PROBLEM: In the listing below, count every line that contains "JSON". Give nothing but the number.

RECORDS FOR PROCESSING:
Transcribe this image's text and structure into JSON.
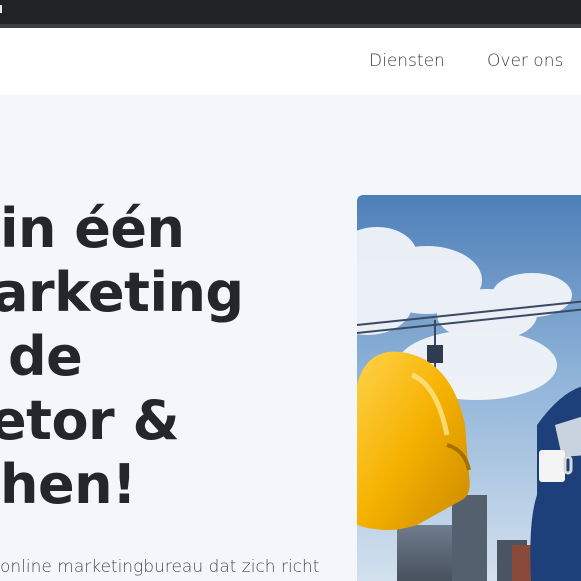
{
  "navbar": {
    "links": [
      {
        "label": "Diensten"
      },
      {
        "label": "Over ons"
      }
    ]
  },
  "hero": {
    "heading_lines": [
      "in één",
      "arketing",
      "de",
      "etor &",
      "hen!"
    ],
    "subtext": "online marketingbureau dat zich richt"
  },
  "colors": {
    "topbar": "#202226",
    "background": "#f3f6fb",
    "heading": "#24262b",
    "helmet": "#f5b100"
  }
}
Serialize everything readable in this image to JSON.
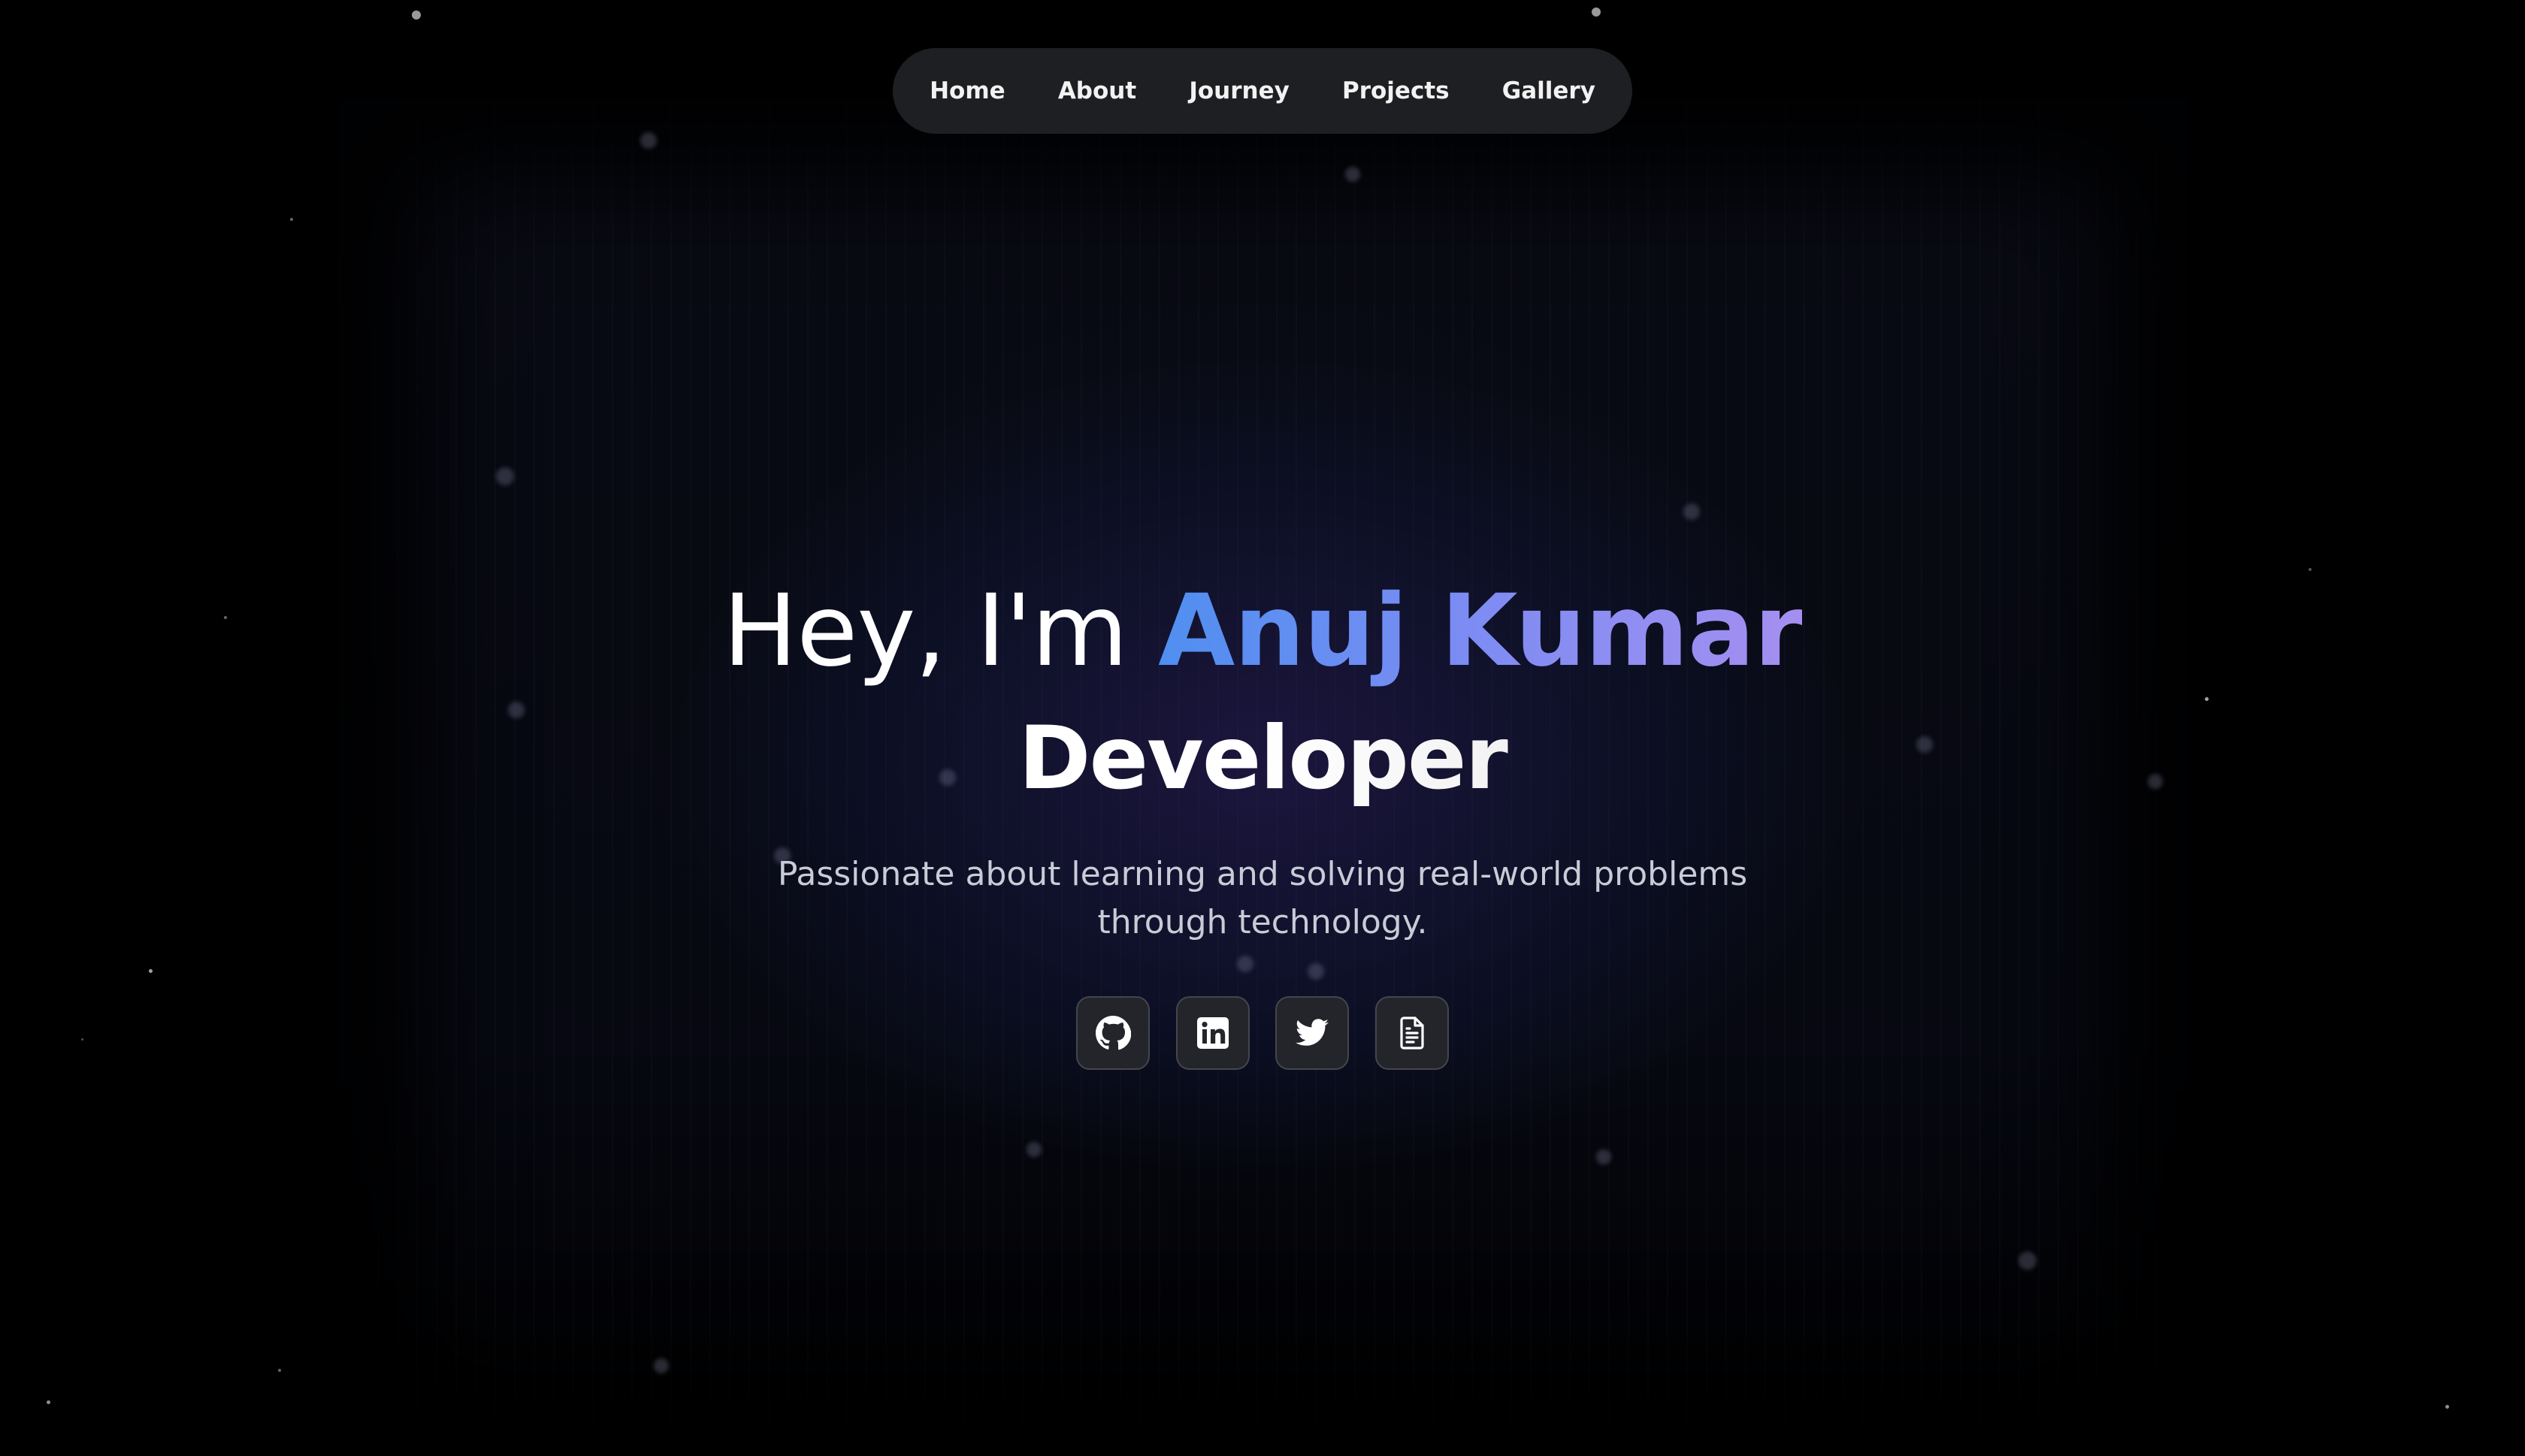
{
  "nav": {
    "items": [
      {
        "label": "Home"
      },
      {
        "label": "About"
      },
      {
        "label": "Journey"
      },
      {
        "label": "Projects"
      },
      {
        "label": "Gallery"
      }
    ]
  },
  "hero": {
    "greeting": "Hey, I'm ",
    "name": "Anuj Kumar",
    "role": "Developer",
    "tagline": "Passionate about learning and solving real-world problems through technology."
  },
  "social": {
    "links": [
      {
        "icon": "github-icon"
      },
      {
        "icon": "linkedin-icon"
      },
      {
        "icon": "twitter-icon"
      },
      {
        "icon": "resume-document-icon"
      }
    ]
  },
  "colors": {
    "background": "#000000",
    "nav_bg": "#1e1f22",
    "name_gradient_start": "#4f8ff0",
    "name_gradient_end": "#a58ff0",
    "button_bg": "#23252b"
  }
}
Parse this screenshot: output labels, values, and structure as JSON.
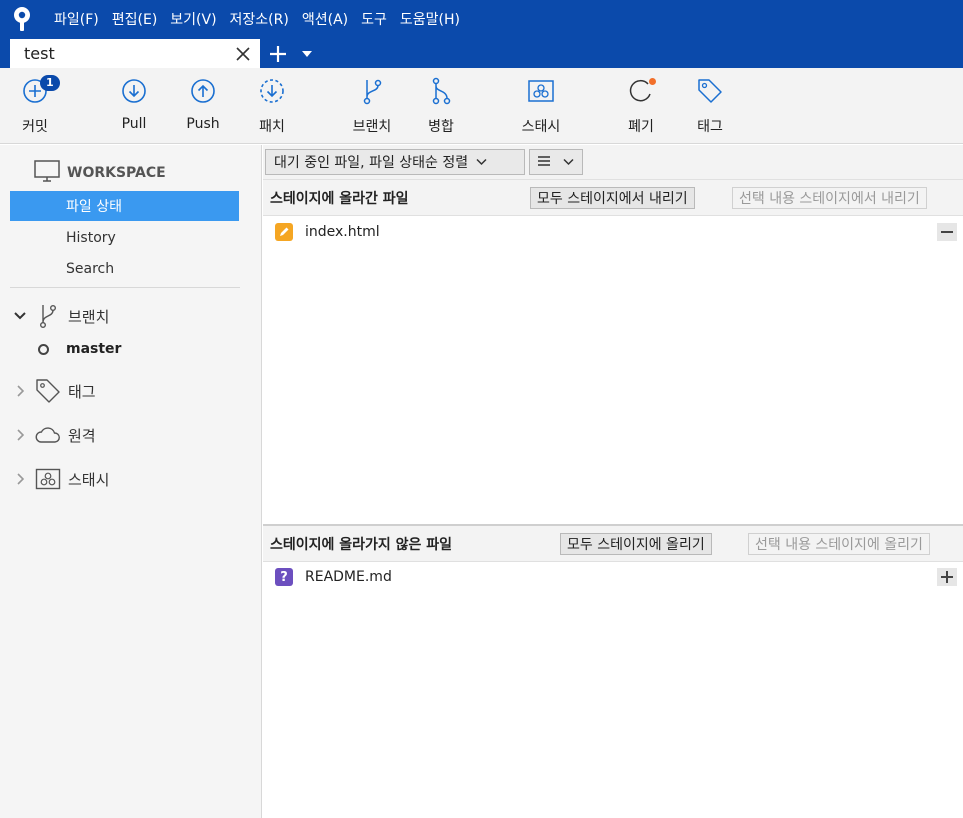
{
  "menu": [
    "파일(F)",
    "편집(E)",
    "보기(V)",
    "저장소(R)",
    "액션(A)",
    "도구",
    "도움말(H)"
  ],
  "tab": {
    "title": "test"
  },
  "toolbar": {
    "commit": {
      "label": "커밋",
      "badge": "1"
    },
    "pull": "Pull",
    "push": "Push",
    "patch": "패치",
    "branch": "브랜치",
    "merge": "병합",
    "stash": "스태시",
    "discard": "폐기",
    "tag": "태그"
  },
  "sidebar": {
    "workspace": "WORKSPACE",
    "items": [
      "파일 상태",
      "History",
      "Search"
    ],
    "branches": "브랜치",
    "current_branch": "master",
    "tags": "태그",
    "remotes": "원격",
    "stashes": "스태시"
  },
  "filters": {
    "sort": "대기 중인 파일, 파일 상태순 정렬",
    "view_icon": "list-icon"
  },
  "staged": {
    "title": "스테이지에 올라간 파일",
    "unstage_all": "모두 스테이지에서 내리기",
    "unstage_selected": "선택 내용 스테이지에서 내리기",
    "files": [
      {
        "name": "index.html",
        "status": "modified"
      }
    ]
  },
  "unstaged": {
    "title": "스테이지에 올라가지 않은 파일",
    "stage_all": "모두 스테이지에 올리기",
    "stage_selected": "선택 내용 스테이지에 올리기",
    "files": [
      {
        "name": "README.md",
        "status": "untracked"
      }
    ]
  },
  "colors": {
    "brand": "#0b4aab",
    "selection": "#3a99f0",
    "modified": "#f5a623",
    "untracked": "#6c4fbf",
    "discard_dot": "#f26f2a"
  }
}
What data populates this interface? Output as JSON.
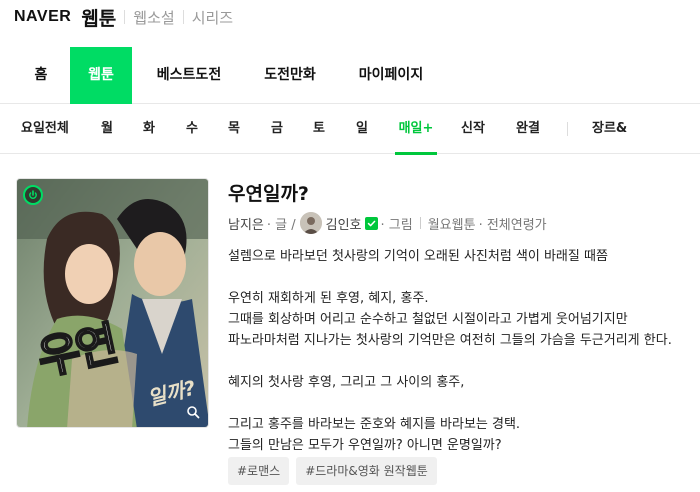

FINISHED EXERCISE: 4